Think for a moment what we mean when we say that a mind has motives and purposes. What do these motives and purposes consist of, and why does the mind have them? We could say that the mind is responding to attractions (positive forces) and repulsions (negative forces). In other words, whatever state we are in now, there are a number of alternative states we could be in. Some of these states represent a positive change in our condition, and these are the conditions we are “striving” to obtain. Others represent a negative change in our condition, and these we try to avoid. Our “propose,” then, consists of navigating a sequence of states so as to maximize the “desirable” levels and minimize the “undesirable” ones.
My language may be rather stilted and contrived, but I think perhaps you see my point. The complex interactions of relatively simple natural forces tend to form patterns roughly similar to the function of a mind choosing between “desirable” and “undesirable” circumstances. All it takes for Nature to manifest something that looks like purpose is for current conditions to allow for a number of alternative changes in state, such that some changes are favored by the natural forces involved, while others are not. And indeed, it becomes easier and more intuitive for us to understand these complex interactions if we express the transitions from one state to another in terms of this mechanism being “designed” to cause that result.
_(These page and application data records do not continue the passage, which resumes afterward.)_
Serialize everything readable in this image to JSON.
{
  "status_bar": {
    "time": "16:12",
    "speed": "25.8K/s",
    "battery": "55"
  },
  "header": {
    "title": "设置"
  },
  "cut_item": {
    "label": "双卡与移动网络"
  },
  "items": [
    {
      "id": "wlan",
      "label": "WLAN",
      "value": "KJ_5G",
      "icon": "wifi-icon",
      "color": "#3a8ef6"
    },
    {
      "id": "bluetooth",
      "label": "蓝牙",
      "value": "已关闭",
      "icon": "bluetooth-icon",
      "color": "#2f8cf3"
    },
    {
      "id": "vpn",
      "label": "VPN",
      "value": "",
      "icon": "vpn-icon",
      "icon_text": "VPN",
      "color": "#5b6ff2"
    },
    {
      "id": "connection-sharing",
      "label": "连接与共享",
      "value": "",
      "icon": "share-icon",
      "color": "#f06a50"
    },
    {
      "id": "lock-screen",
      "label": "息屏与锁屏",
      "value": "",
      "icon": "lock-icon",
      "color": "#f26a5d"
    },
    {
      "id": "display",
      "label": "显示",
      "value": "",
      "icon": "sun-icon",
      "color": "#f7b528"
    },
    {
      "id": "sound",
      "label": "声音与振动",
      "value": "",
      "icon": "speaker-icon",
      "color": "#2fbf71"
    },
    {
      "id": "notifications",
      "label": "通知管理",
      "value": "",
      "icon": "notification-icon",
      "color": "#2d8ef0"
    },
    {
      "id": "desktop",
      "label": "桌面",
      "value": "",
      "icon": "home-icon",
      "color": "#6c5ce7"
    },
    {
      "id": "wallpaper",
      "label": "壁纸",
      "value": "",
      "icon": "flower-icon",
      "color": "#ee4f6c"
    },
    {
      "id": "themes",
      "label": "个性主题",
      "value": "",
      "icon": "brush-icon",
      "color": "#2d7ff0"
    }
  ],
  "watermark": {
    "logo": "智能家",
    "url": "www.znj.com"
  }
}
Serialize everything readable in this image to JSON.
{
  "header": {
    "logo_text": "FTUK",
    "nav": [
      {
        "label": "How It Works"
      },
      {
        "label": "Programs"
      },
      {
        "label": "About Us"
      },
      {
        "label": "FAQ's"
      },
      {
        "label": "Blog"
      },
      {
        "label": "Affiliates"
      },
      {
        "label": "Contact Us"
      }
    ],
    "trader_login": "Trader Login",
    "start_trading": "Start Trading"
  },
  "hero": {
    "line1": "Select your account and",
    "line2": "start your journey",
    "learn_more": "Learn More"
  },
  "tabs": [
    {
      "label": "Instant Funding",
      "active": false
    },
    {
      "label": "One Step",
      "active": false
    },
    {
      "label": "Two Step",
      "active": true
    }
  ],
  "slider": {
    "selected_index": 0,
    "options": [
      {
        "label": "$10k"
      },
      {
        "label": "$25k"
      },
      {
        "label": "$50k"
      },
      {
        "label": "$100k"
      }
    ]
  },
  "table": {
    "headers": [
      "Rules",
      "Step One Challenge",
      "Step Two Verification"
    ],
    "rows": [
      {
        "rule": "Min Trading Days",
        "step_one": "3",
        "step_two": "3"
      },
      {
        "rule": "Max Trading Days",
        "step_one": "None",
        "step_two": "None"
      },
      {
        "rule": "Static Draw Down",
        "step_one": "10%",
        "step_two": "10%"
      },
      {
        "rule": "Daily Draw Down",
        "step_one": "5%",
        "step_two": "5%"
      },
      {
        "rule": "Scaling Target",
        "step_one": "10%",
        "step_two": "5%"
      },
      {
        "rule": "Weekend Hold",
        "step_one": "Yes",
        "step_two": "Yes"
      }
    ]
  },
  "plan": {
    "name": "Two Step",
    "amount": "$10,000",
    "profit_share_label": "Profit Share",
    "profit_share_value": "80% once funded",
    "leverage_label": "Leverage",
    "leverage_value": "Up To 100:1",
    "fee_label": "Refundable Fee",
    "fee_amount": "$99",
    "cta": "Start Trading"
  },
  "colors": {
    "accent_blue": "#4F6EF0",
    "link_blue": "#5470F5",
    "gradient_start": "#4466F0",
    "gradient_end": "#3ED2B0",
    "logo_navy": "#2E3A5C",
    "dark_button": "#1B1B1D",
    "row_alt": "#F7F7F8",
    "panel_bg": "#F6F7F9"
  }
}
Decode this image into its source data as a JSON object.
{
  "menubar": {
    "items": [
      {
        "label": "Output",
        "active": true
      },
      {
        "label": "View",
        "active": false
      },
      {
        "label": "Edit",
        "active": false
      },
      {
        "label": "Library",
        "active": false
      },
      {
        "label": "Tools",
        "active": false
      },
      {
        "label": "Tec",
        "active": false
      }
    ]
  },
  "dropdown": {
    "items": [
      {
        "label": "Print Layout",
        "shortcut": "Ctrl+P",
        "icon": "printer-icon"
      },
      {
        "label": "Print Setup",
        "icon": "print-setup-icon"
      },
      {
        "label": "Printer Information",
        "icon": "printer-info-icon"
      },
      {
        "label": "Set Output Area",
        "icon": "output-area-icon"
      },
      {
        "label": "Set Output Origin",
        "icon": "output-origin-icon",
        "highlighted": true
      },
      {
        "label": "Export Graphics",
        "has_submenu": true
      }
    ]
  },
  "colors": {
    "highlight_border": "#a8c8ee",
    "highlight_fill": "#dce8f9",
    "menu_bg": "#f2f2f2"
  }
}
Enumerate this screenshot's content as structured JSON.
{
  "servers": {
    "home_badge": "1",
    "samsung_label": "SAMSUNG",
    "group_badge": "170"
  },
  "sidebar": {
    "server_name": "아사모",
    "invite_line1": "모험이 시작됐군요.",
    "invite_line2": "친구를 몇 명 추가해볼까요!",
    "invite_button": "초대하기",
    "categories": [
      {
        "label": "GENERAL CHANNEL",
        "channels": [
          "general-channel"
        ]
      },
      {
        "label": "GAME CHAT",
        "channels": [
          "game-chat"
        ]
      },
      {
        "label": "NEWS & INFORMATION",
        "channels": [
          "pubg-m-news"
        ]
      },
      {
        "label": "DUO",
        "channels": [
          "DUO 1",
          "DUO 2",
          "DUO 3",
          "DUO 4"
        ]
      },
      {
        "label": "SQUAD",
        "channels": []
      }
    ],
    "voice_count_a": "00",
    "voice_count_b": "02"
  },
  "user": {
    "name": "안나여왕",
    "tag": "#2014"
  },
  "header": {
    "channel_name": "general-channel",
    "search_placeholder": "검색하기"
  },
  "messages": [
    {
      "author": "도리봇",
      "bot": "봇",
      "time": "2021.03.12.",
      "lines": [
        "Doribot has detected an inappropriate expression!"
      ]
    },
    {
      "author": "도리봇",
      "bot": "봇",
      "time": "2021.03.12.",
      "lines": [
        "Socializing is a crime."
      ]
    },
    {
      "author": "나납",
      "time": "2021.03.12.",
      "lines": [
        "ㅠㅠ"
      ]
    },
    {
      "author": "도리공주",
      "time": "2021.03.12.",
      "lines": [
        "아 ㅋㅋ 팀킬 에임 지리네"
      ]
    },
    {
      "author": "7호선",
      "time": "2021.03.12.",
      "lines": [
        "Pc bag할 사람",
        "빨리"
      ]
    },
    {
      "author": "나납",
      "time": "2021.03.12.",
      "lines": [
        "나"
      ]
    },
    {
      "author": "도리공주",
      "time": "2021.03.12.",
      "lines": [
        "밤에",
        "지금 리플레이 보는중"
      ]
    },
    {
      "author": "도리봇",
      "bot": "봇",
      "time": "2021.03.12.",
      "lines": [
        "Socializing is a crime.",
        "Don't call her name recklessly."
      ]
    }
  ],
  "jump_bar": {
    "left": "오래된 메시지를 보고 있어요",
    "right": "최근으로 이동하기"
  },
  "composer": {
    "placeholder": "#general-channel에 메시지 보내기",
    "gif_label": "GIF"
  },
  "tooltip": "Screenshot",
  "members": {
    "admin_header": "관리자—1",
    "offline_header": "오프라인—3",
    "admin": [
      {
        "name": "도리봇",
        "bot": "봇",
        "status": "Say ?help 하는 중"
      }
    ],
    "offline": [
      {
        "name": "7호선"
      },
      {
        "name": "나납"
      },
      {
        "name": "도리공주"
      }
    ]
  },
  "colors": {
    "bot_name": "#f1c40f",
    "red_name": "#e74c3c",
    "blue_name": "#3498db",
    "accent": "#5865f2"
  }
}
Nature, like thinking minds, responds to changes in “pressure” by making some outcomes more likely than others. In minds, we call that “preferring” one outcome over another, or “making choices.” It makes sense to refer to Nature in the same terms.
Thus, though Nature does not actually have genuine intentions and purposes, it has functions that are very similar, not to say analogous, and therefore it’s not entirely wrong to speak of design in nature (just as it’s not entirely wrong to describe the sun as rising and setting). Lewis, of course, takes a different tack: he claims that the reason people propose a Life-Force philosophy is because they want “much of the emotional comfort of believing in God and none of the less pleasant consequences.” In other words, the little heathens just want a license to go sin. This self-indulgent little slander lets him dismiss the likes of George Bernard Shaw with what may turn out to be the most ironic question in the whole book. In fact, let’s close with that. Here is how Lewis ends Chapter 4.
The Life-Force is a sort of tame God. You can switch it on when you want, but it will not bother you. All the thrills of religion and none of the cost. Is the Life Force the greatest achievement of wishful thinking the world has yet seen?
There are some questions a Christian apologist should never ask, for fear of getting honest answers.